Concepts

What Does It Mean to Have a Seeking Spirit?

This Q&A series addresses frequently asked questions by those who are interested in Nichiren Buddhism.

Teaneck, New Jersey. Photo: Kevin Miranda.


Q: What Does It Mean to Have a Seeking Spirit?

A: Just as a person with a strong desire to make money puts lots of effort into doing so, a deep desire to attain enlightenment motivates us to make many efforts in faith through our practice and study of Buddhism.

With money, we may attain happiness that lasts momentarily (relative happiness), but in striving to reveal our enlightenment, we gain a deep, abiding sense of fulfillment and joy (absolute happiness)— making it that much more rewarding to strive in faith. In Buddhism, a strong will to achieve enlightenment, or absolute happiness, through faith, practice and study, is referred to as a “seeking spirit” or “seeking mind.”

People generally view enlightenment as an endpoint of long and arduous Buddhist practice, which is not the case.

The Lotus Sutra expresses the principle of “seeking spirit” with the following phrase we recite during gongyo: “single-mindedly desiring to see the Buddha” (isshin yokken butsu) (see The Lotus Sutra and Its Opening and Closing Sutra, p. 271).

Does this mean desiring to physically see the Buddha? In the above phrase, the Chinese character ken, means “see.” In addition, ken also means “to reveal.” In this sense, it is important that we reveal the Buddha from within our lives by chanting Nam-myoho-renge-kyo and teaching others to do the same.

Because each person possesses the potential for limitless growth, having a seeking spirit also means resolving our doubts and deepening our understanding of Buddhism by continually studying the writings of Nichiren Daishonin and the three founding Soka Gakkai presidents. This is why we are also encouraged to ask questions and seek guidance from seniors in faith until we resolve our doubts. It is often difficult to continue having a seeking spirit or mind.

President Ikeda explains:

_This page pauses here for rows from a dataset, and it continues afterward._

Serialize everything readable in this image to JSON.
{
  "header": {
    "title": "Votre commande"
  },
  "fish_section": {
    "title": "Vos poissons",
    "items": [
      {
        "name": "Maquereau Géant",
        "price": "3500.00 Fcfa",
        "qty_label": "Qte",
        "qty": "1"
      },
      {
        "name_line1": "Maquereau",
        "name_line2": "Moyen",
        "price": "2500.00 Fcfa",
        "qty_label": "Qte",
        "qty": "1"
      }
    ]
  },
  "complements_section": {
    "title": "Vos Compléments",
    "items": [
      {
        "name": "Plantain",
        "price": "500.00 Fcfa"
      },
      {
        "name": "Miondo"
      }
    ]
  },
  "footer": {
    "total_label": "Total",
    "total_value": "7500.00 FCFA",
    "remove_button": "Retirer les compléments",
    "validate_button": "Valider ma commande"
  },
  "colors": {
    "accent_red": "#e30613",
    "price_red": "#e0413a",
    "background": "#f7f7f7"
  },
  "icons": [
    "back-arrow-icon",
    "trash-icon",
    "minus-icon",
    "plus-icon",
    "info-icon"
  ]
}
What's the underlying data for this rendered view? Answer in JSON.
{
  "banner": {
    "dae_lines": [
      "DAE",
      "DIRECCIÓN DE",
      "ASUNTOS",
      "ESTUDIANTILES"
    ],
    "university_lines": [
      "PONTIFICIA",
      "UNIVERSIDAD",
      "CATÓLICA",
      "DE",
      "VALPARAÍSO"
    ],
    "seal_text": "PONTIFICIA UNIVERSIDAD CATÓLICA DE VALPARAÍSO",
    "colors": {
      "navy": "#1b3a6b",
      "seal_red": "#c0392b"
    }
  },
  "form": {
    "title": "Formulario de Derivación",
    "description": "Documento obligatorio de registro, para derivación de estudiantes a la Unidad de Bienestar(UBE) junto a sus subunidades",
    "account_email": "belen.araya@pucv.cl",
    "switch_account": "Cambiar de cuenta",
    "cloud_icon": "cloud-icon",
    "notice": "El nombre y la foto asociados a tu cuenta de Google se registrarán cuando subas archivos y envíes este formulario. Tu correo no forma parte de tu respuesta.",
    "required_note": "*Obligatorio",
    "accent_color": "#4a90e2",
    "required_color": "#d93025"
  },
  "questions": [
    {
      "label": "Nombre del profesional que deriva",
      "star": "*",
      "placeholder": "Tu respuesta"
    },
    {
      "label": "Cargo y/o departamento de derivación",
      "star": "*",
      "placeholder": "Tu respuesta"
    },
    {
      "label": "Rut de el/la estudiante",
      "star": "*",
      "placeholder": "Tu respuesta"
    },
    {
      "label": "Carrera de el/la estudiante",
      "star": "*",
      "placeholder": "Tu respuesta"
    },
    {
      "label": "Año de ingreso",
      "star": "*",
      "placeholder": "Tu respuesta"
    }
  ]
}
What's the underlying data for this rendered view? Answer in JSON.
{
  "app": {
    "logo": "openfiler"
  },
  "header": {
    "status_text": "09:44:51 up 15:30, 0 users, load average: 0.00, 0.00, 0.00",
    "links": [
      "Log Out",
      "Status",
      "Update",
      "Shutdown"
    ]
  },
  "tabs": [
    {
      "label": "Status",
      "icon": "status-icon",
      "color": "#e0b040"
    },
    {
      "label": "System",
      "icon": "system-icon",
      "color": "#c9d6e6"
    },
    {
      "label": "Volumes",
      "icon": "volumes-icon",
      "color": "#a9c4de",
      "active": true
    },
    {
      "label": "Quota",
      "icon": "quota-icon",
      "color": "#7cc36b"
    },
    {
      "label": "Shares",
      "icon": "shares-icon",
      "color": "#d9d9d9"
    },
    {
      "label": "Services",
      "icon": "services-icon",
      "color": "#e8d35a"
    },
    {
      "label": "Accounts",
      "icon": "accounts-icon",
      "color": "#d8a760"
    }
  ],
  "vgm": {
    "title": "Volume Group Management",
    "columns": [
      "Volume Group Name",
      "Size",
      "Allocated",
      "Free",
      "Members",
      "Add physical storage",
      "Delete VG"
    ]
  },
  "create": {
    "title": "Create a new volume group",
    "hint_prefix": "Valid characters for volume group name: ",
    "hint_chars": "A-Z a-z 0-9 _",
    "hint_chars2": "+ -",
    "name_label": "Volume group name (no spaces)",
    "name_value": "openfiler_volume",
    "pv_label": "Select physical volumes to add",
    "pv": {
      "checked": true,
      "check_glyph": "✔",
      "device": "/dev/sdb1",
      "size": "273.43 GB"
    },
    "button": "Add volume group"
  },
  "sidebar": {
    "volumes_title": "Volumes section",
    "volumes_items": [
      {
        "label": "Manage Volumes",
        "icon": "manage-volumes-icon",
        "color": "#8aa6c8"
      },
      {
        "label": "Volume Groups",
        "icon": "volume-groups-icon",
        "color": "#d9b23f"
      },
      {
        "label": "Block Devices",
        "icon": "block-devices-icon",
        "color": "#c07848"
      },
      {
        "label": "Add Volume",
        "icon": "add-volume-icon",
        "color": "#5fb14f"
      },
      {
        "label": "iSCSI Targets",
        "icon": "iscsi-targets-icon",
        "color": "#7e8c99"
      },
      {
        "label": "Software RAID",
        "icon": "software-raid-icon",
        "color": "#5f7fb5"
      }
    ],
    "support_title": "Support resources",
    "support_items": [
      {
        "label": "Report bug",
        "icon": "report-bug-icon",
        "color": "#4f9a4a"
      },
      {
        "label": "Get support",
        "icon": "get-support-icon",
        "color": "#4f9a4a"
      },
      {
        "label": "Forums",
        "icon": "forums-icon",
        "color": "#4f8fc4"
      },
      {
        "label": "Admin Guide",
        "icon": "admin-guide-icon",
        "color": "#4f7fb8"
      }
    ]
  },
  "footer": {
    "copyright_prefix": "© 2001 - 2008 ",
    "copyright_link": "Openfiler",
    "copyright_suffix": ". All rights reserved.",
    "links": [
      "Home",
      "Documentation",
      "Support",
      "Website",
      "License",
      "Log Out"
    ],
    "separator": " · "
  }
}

One of the fourteen slanders mentioned in Nichiren Daishonin’s writings is that of shallow, self-satisfied understanding. This does not merely mean possessing shallow knowledge; it indicates the condition of those who have lost their seeking minds and ceased to make efforts to deepen their understanding. This signifies backsliding in faith. (My Dear Friends in America, p. 53)

He points to the importance of having the humility to ask questions about Buddhist practice whether we have been practicing for 50 years or 50 days.

By having a seeking spirit, Nichiren assures us, we will accrue wonderful fortune and attain enlightenment. For example, he says: “Your asking a question about the Lotus Sutra is among the six difficult acts. This is a sure indication that, if you embrace the Lotus Sutra, you will become a Buddha in your present form” (“The One Essential Phrase,” The Writings of Nichiren Daishonin, vol. 1, p. 922). As we strive alongside our SGI friends to drive kosen-rufu forward with the spirit to seek Buddhism, we are guaranteed a life filled with ever-growing confidence and lasting joy.

 

(pp. 8)